§ **EXERCISE GOAL**
The reply should hold every record, copied exactly.
### MATERIAL SUPPLIED ###
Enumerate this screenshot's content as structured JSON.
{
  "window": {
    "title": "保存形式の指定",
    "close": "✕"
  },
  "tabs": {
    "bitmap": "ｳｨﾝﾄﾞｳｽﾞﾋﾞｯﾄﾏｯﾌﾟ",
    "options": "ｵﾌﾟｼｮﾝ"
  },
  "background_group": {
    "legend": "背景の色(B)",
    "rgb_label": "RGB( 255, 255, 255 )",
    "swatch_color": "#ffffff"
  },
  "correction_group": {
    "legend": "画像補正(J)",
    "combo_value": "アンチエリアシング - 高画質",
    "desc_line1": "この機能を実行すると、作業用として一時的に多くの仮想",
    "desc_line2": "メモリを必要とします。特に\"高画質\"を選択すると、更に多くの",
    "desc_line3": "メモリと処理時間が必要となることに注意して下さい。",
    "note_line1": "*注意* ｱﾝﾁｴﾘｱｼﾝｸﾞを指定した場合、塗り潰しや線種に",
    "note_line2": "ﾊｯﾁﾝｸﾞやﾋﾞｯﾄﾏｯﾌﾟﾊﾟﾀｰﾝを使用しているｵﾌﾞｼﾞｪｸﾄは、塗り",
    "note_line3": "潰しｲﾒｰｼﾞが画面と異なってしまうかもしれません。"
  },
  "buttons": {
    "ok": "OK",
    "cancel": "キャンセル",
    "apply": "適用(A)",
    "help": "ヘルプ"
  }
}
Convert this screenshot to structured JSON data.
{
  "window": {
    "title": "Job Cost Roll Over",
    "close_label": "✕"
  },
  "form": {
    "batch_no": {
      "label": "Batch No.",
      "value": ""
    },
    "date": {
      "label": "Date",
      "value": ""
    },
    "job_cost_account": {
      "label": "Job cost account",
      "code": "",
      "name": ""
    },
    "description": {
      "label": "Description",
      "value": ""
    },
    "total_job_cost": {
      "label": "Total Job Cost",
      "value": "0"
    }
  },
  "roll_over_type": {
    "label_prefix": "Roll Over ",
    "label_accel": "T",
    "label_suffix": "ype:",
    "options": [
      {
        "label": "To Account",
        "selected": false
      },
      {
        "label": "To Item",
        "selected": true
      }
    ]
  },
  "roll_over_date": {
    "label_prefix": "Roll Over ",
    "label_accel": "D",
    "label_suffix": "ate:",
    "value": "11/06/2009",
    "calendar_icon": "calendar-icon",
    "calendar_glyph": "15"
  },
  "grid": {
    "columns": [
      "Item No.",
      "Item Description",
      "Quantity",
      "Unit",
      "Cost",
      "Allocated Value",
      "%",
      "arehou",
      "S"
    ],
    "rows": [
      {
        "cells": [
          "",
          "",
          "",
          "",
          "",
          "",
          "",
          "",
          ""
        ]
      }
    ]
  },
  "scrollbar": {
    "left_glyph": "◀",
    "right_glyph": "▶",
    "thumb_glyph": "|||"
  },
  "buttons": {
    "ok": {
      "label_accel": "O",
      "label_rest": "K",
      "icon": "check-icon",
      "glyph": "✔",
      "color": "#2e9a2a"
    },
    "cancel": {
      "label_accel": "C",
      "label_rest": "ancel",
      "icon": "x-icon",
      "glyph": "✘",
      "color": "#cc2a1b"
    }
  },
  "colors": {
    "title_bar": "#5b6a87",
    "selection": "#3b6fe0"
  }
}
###
§ **SOLUTION FOR THIS TASK**
Enumerate this screenshot's content as structured JSON.
{
  "window": {
    "title": "保存形式の指定",
    "close": "✕"
  },
  "tabs": {
    "bitmap": "ｳｨﾝﾄﾞｳｽﾞﾋﾞｯﾄﾏｯﾌﾟ",
    "options": "ｵﾌﾟｼｮﾝ"
  },
  "background_group": {
    "legend": "背景の色(B)",
    "rgb_label": "RGB( 255, 255, 255 )",
    "swatch_color": "#ffffff"
  },
  "correction_group": {
    "legend": "画像補正(J)",
    "combo_value": "アンチエリアシング - 高画質",
    "desc_line1": "この機能を実行すると、作業用として一時的に多くの仮想",
    "desc_line2": "メモリを必要とします。特に\"高画質\"を選択すると、更に多くの",
    "desc_line3": "メモリと処理時間が必要となることに注意して下さい。",
    "note_line1": "*注意* ｱﾝﾁｴﾘｱｼﾝｸﾞを指定した場合、塗り潰しや線種に",
    "note_line2": "ﾊｯﾁﾝｸﾞやﾋﾞｯﾄﾏｯﾌﾟﾊﾟﾀｰﾝを使用しているｵﾌﾞｼﾞｪｸﾄは、塗り",
    "note_line3": "潰しｲﾒｰｼﾞが画面と異なってしまうかもしれません。"
  },
  "buttons": {
    "ok": "OK",
    "cancel": "キャンセル",
    "apply": "適用(A)",
    "help": "ヘルプ"
  }
}
Convert this screenshot to structured JSON data.
{
  "window": {
    "title": "Job Cost Roll Over",
    "close_label": "✕"
  },
  "form": {
    "batch_no": {
      "label": "Batch No.",
      "value": ""
    },
    "date": {
      "label": "Date",
      "value": ""
    },
    "job_cost_account": {
      "label": "Job cost account",
      "code": "",
      "name": ""
    },
    "description": {
      "label": "Description",
      "value": ""
    },
    "total_job_cost": {
      "label": "Total Job Cost",
      "value": "0"
    }
  },
  "roll_over_type": {
    "label_prefix": "Roll Over ",
    "label_accel": "T",
    "label_suffix": "ype:",
    "options": [
      {
        "label": "To Account",
        "selected": false
      },
      {
        "label": "To Item",
        "selected": true
      }
    ]
  },
  "roll_over_date": {
    "label_prefix": "Roll Over ",
    "label_accel": "D",
    "label_suffix": "ate:",
    "value": "11/06/2009",
    "calendar_icon": "calendar-icon",
    "calendar_glyph": "15"
  },
  "grid": {
    "columns": [
      "Item No.",
      "Item Description",
      "Quantity",
      "Unit",
      "Cost",
      "Allocated Value",
      "%",
      "arehou",
      "S"
    ],
    "rows": [
      {
        "cells": [
          "",
          "",
          "",
          "",
          "",
          "",
          "",
          "",
          ""
        ]
      }
    ]
  },
  "scrollbar": {
    "left_glyph": "◀",
    "right_glyph": "▶",
    "thumb_glyph": "|||"
  },
  "buttons": {
    "ok": {
      "label_accel": "O",
      "label_rest": "K",
      "icon": "check-icon",
      "glyph": "✔",
      "color": "#2e9a2a"
    },
    "cancel": {
      "label_accel": "C",
      "label_rest": "ancel",
      "icon": "x-icon",
      "glyph": "✘",
      "color": "#cc2a1b"
    }
  },
  "colors": {
    "title_bar": "#5b6a87",
    "selection": "#3b6fe0"
  }
}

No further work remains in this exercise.